GOAL OF THE EXERCISE: Track down every line below that holds "design" and copy it.

:::

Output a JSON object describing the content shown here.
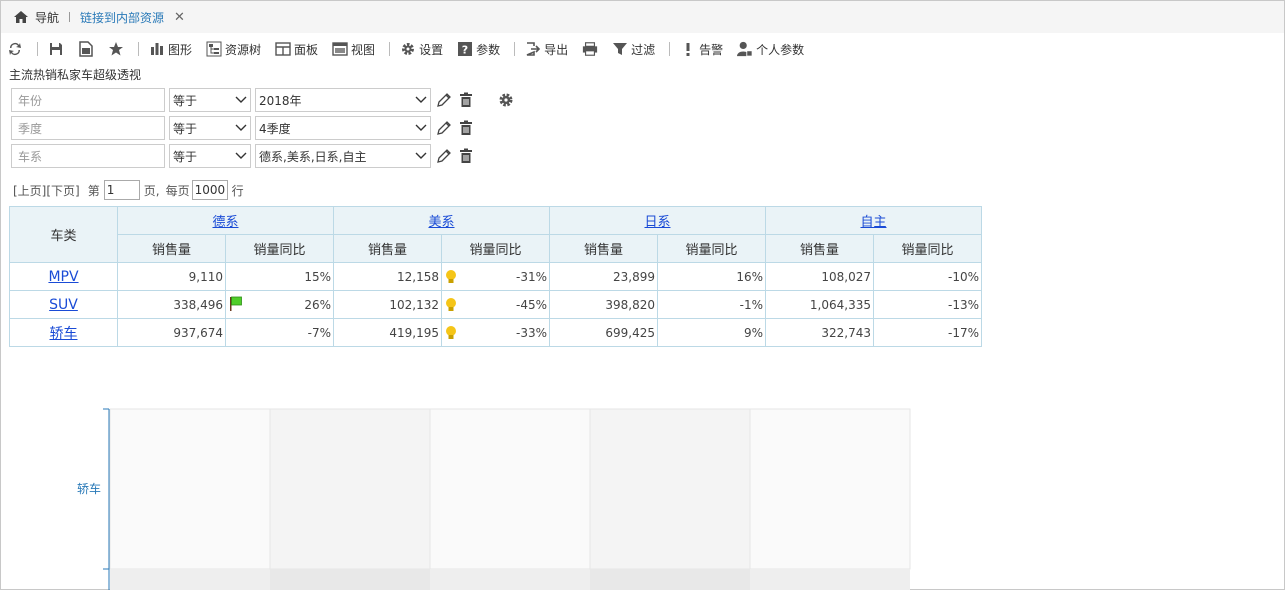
{
  "tabs": {
    "home": "导航",
    "active": "链接到内部资源"
  },
  "toolbar": {
    "chart": "图形",
    "resource_tree": "资源树",
    "panel": "面板",
    "view": "视图",
    "settings": "设置",
    "params": "参数",
    "export": "导出",
    "filter": "过滤",
    "alert": "告警",
    "personal_params": "个人参数"
  },
  "report_title": "主流热销私家车超级透视",
  "filters": [
    {
      "field": "年份",
      "op": "等于",
      "value": "2018年"
    },
    {
      "field": "季度",
      "op": "等于",
      "value": "4季度"
    },
    {
      "field": "车系",
      "op": "等于",
      "value": "德系,美系,日系,自主"
    }
  ],
  "pager": {
    "prev_next": "[上页][下页]",
    "page_label": "第",
    "page": "1",
    "page_suffix": "页,",
    "per_page_label": "每页",
    "per_page": "1000",
    "row_suffix": "行"
  },
  "table": {
    "row_header": "车类",
    "groups": [
      "德系",
      "美系",
      "日系",
      "自主"
    ],
    "sub_headers": [
      "销售量",
      "销量同比"
    ],
    "rows": [
      {
        "category": "MPV",
        "cells": [
          "9,110",
          "15%",
          "12,158",
          "-31%",
          "23,899",
          "16%",
          "108,027",
          "-10%"
        ]
      },
      {
        "category": "SUV",
        "cells": [
          "338,496",
          "26%",
          "102,132",
          "-45%",
          "398,820",
          "-1%",
          "1,064,335",
          "-13%"
        ]
      },
      {
        "category": "轿车",
        "cells": [
          "937,674",
          "-7%",
          "419,195",
          "-33%",
          "699,425",
          "9%",
          "322,743",
          "-17%"
        ]
      }
    ]
  },
  "chart_data": {
    "type": "bar",
    "categories": [
      "轿车"
    ],
    "ylabel": ""
  },
  "colors": {
    "link": "#1a4bd6",
    "header_bg": "#eaf3f7",
    "border": "#bcd9e6",
    "axis": "#2a7ab8"
  }
}
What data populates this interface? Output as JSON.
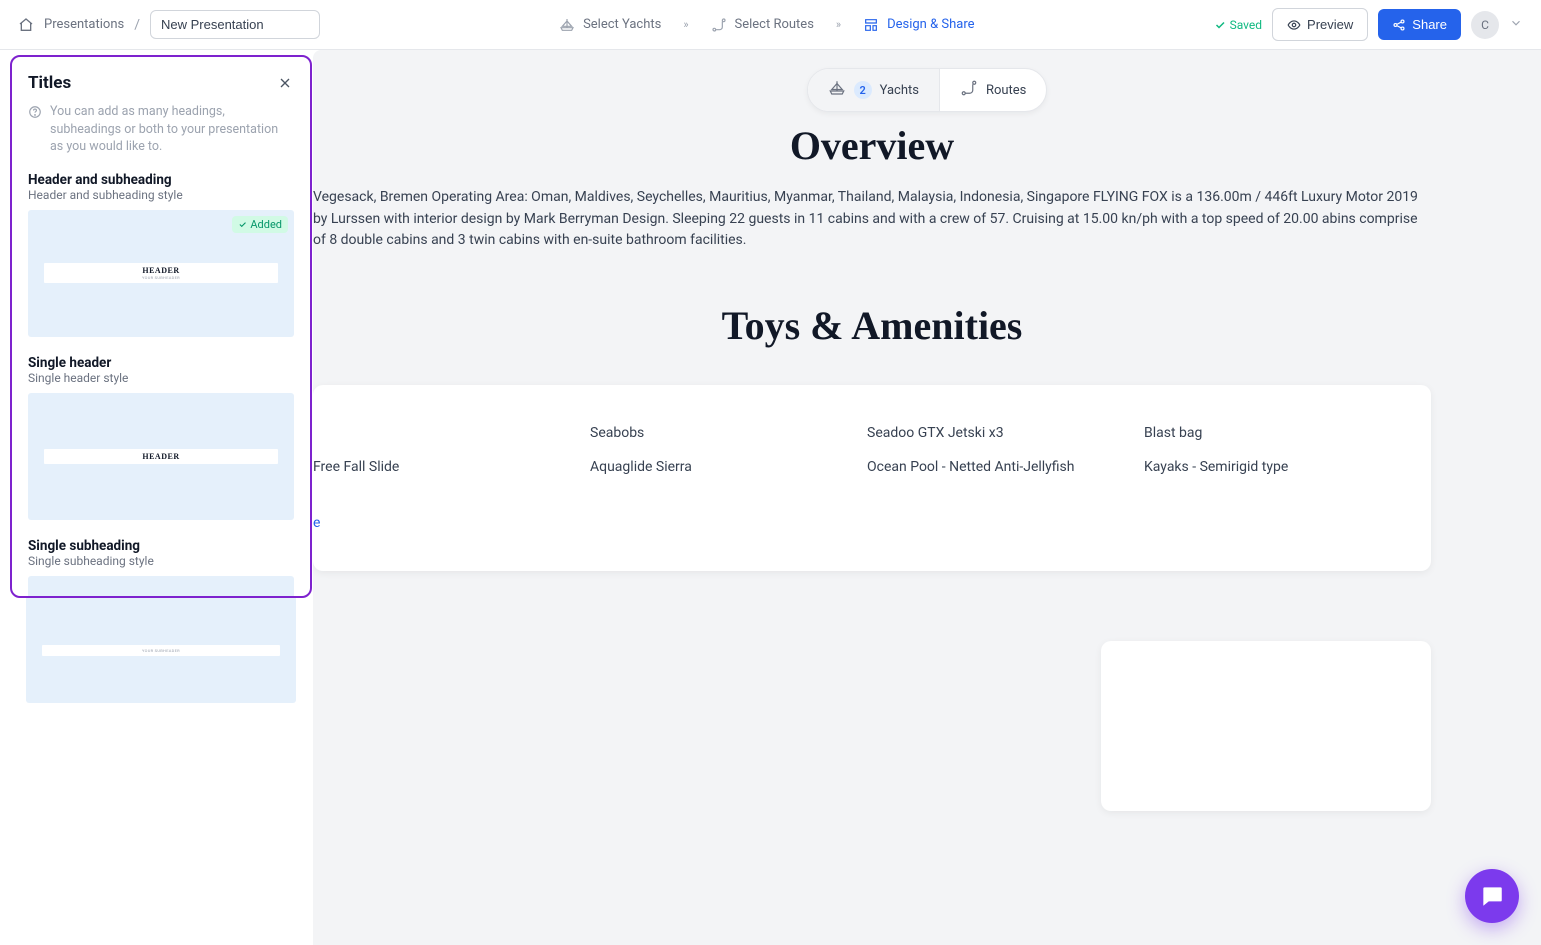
{
  "header": {
    "breadcrumb_root": "Presentations",
    "title_value": "New Presentation",
    "steps": {
      "yachts": "Select Yachts",
      "routes": "Select Routes",
      "design": "Design & Share"
    },
    "saved_label": "Saved",
    "preview_label": "Preview",
    "share_label": "Share",
    "avatar_initial": "C"
  },
  "pill": {
    "yachts_count": "2",
    "yachts_label": "Yachts",
    "routes_label": "Routes"
  },
  "content": {
    "overview_title": "Overview",
    "overview_text": "Vegesack, Bremen Operating Area: Oman, Maldives, Seychelles, Mauritius, Myanmar, Thailand, Malaysia, Indonesia, Singapore FLYING FOX is a 136.00m / 446ft Luxury Motor 2019 by Lurssen with interior design by Mark Berryman Design. Sleeping 22 guests in 11 cabins and with a crew of 57. Cruising at 15.00 kn/ph with a top speed of 20.00 abins comprise of 8 double cabins and 3 twin cabins with en-suite bathroom facilities.",
    "toys_title": "Toys & Amenities",
    "toys_grid": [
      [
        "",
        "Seabobs",
        "Seadoo GTX Jetski x3",
        "Blast bag"
      ],
      [
        "Free Fall Slide",
        "Aquaglide Sierra",
        "Ocean Pool - Netted Anti-Jellyfish",
        "Kayaks - Semirigid type"
      ]
    ],
    "show_more": "e"
  },
  "panel": {
    "title": "Titles",
    "info_text": "You can add as many headings, subheadings or both to your presentation as you would like to.",
    "added_label": "Added",
    "layouts": [
      {
        "name": "Header and subheading",
        "sub": "Header and subheading style",
        "preview_header": "HEADER",
        "preview_sub": "YOUR SUBHEADER"
      },
      {
        "name": "Single header",
        "sub": "Single header style",
        "preview_header": "HEADER",
        "preview_sub": ""
      },
      {
        "name": "Single subheading",
        "sub": "Single subheading style",
        "preview_header": "",
        "preview_sub": "YOUR SUBHEADER"
      }
    ]
  }
}
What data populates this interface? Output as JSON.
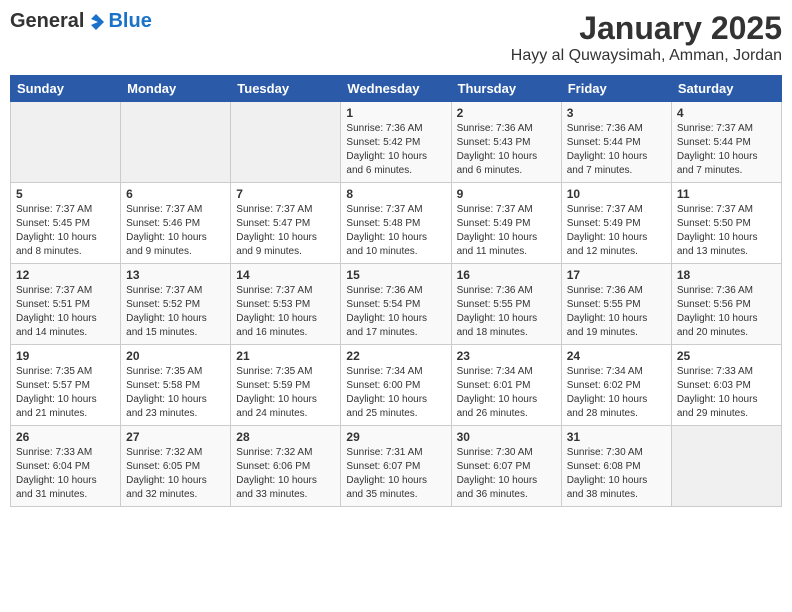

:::

TASK ANSWER:
      "design": "Design & Share"
    "overview_text": "Vegesack, Bremen Operating Area: Oman, Maldives, Seychelles, Mauritius, Myanmar, Thailand, Malaysia, Indonesia, Singapore FLYING FOX is a 136.00m / 446ft Luxury Motor 2019 by Lurssen with interior design by Mark Berryman Design. Sleeping 22 guests in 11 cabins and with a crew of 57. Cruising at 15.00 kn/ph with a top speed of 20.00 abins comprise of 8 double cabins and 3 twin cabins with en-suite bathroom facilities.",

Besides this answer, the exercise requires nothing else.